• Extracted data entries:
════════════════
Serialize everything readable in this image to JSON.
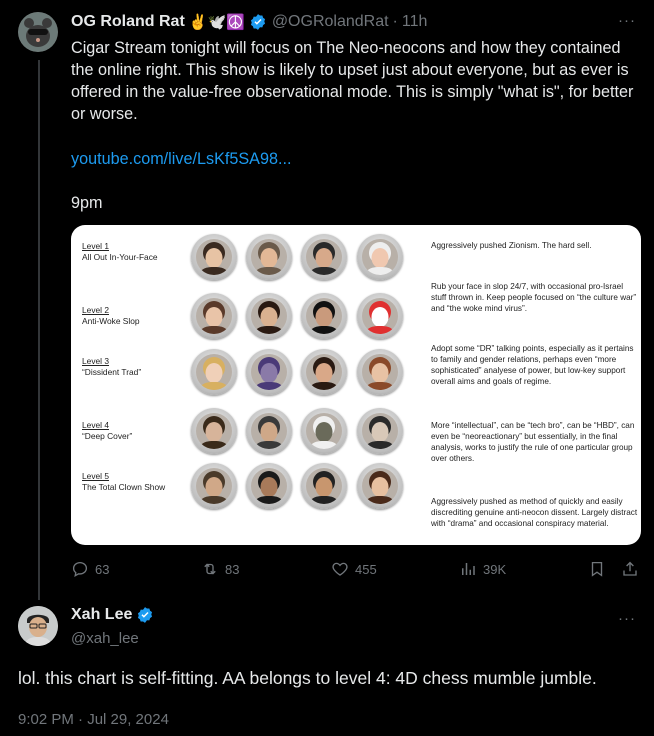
{
  "tweet": {
    "name": "OG Roland Rat",
    "emojis": "✌️🕊️☮️",
    "handle": "@OGRolandRat",
    "time": "11h",
    "text": "Cigar Stream tonight will focus on The Neo-neocons and how they contained the online right. This show is likely to upset just about everyone, but as ever is offered in the value-free observational mode. This is simply \"what is\", for better or worse.",
    "link": "youtube.com/live/LsKf5SA98...",
    "time_line": "9pm",
    "more_label": "···",
    "replies": "63",
    "reposts": "83",
    "likes": "455",
    "views": "39K"
  },
  "chart": {
    "levels": [
      {
        "num": "Level 1",
        "name": "All Out In-Your-Face",
        "desc": "Aggressively pushed Zionism. The hard sell."
      },
      {
        "num": "Level 2",
        "name": "Anti-Woke Slop",
        "desc": "Rub your face in slop 24/7, with occasional pro-Israel stuff thrown in. Keep people focused on “the culture war” and “the woke mind virus”."
      },
      {
        "num": "Level 3",
        "name": "“Dissident Trad”",
        "desc": "Adopt some “DR” talking points, especially as it pertains to family and gender relations, perhaps even “more sophisticated” analyese of power, but low-key support overall aims and goals of regime."
      },
      {
        "num": "Level 4",
        "name": "“Deep Cover”",
        "desc": "More “intellectual”, can be “tech bro”, can be “HBD”, can even be “neoreactionary” but essentially, in the final analysis, works to justify the rule of one particular group over others."
      },
      {
        "num": "Level 5",
        "name": "The Total Clown Show",
        "desc": "Aggressively pushed as method of quickly and easily discrediting genuine anti-neocon dissent. Largely distract with “drama” and occasional conspiracy material."
      }
    ]
  },
  "reply": {
    "name": "Xah Lee",
    "handle": "@xah_lee",
    "text": "lol. this chart is self-fitting. AA belongs to level 4: 4D chess mumble jumble.",
    "timestamp": "9:02 PM · Jul 29, 2024",
    "more_label": "···"
  },
  "colors": {
    "accent": "#1d9bf0",
    "muted": "#71767b",
    "text": "#e7e9ea",
    "bg": "#000000"
  }
}
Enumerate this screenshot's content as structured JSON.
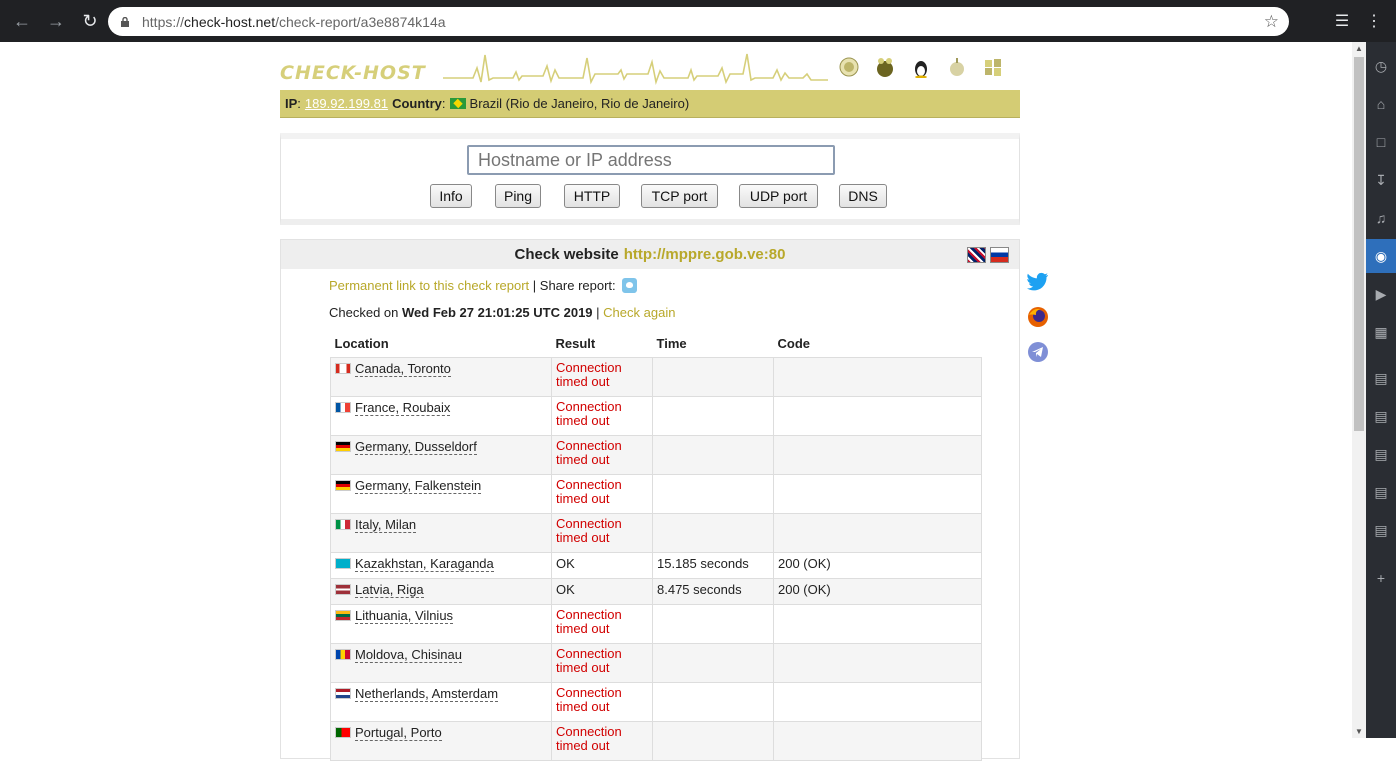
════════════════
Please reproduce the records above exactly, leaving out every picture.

Serialize everything readable in this image to JSON.
{
  "tweet": {
    "name": "OG Roland Rat",
    "emojis": "✌️🕊️☮️",
    "handle": "@OGRolandRat",
    "time": "11h",
    "text": "Cigar Stream tonight will focus on The Neo-neocons and how they contained the online right. This show is likely to upset just about everyone, but as ever is offered in the value-free observational mode. This is simply \"what is\", for better or worse.",
    "link": "youtube.com/live/LsKf5SA98...",
    "time_line": "9pm",
    "more_label": "···",
    "replies": "63",
    "reposts": "83",
    "likes": "455",
    "views": "39K"
  },
  "chart": {
    "levels": [
      {
        "num": "Level 1",
        "name": "All Out In-Your-Face",
        "desc": "Aggressively pushed Zionism. The hard sell."
      },
      {
        "num": "Level 2",
        "name": "Anti-Woke Slop",
        "desc": "Rub your face in slop 24/7, with occasional pro-Israel stuff thrown in. Keep people focused on “the culture war” and “the woke mind virus”."
      },
      {
        "num": "Level 3",
        "name": "“Dissident Trad”",
        "desc": "Adopt some “DR” talking points, especially as it pertains to family and gender relations, perhaps even “more sophisticated” analyese of power, but low-key support overall aims and goals of regime."
      },
      {
        "num": "Level 4",
        "name": "“Deep Cover”",
        "desc": "More “intellectual”, can be “tech bro”, can be “HBD”, can even be “neoreactionary” but essentially, in the final analysis, works to justify the rule of one particular group over others."
      },
      {
        "num": "Level 5",
        "name": "The Total Clown Show",
        "desc": "Aggressively pushed as method of quickly and easily discrediting genuine anti-neocon dissent. Largely distract with “drama” and occasional conspiracy material."
      }
    ]
  },
  "reply": {
    "name": "Xah Lee",
    "handle": "@xah_lee",
    "text": "lol. this chart is self-fitting. AA belongs to level 4: 4D chess mumble jumble.",
    "timestamp": "9:02 PM · Jul 29, 2024",
    "more_label": "···"
  },
  "colors": {
    "accent": "#1d9bf0",
    "muted": "#71767b",
    "text": "#e7e9ea",
    "bg": "#000000"
  }
}
Enumerate this screenshot's content as structured JSON.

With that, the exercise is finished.